◆ GOAL OF THE EXERCISE: For the data below, the lines that hold "Vertices" should be counted; only the resulting number is expected.

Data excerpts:
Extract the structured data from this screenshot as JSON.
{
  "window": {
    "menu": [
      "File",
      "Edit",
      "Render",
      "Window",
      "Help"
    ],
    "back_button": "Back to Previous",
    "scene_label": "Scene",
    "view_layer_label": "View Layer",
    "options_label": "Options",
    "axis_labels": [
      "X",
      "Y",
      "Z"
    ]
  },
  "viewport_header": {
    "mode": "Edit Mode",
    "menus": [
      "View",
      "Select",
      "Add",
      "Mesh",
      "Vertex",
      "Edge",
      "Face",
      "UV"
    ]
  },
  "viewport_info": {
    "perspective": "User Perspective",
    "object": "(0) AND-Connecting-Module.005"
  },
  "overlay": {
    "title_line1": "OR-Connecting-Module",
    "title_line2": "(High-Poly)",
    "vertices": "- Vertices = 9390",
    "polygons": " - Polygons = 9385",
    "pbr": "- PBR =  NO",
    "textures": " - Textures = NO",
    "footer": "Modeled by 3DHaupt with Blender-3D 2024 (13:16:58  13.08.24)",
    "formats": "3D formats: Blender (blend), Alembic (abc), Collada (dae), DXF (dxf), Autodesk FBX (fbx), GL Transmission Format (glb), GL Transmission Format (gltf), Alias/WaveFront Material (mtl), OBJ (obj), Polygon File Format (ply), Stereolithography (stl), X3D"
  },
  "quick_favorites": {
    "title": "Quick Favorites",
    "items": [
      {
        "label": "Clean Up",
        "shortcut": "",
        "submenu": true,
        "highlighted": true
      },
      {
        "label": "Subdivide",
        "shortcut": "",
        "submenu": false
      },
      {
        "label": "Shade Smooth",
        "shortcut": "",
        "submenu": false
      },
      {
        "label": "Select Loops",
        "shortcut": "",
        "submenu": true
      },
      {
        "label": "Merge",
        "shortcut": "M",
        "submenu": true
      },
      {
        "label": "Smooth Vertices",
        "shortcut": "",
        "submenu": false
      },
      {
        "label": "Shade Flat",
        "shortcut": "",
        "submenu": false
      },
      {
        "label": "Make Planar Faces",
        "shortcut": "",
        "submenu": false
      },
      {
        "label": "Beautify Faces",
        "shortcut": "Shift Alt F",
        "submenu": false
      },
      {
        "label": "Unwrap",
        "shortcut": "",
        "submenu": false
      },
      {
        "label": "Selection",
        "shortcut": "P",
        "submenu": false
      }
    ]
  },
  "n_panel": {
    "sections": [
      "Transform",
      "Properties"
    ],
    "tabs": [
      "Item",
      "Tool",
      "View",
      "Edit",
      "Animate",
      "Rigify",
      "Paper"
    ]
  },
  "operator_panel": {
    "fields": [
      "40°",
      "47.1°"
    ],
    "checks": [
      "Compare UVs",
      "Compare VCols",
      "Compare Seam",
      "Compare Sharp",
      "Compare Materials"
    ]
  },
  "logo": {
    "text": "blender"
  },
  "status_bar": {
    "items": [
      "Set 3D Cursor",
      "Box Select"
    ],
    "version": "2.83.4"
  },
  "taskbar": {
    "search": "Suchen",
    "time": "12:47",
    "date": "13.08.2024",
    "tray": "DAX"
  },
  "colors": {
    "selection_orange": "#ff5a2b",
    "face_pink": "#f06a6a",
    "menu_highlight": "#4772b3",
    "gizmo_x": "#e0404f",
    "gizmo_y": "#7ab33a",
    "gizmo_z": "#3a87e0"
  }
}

◆ EXPECTED ANSWER: 2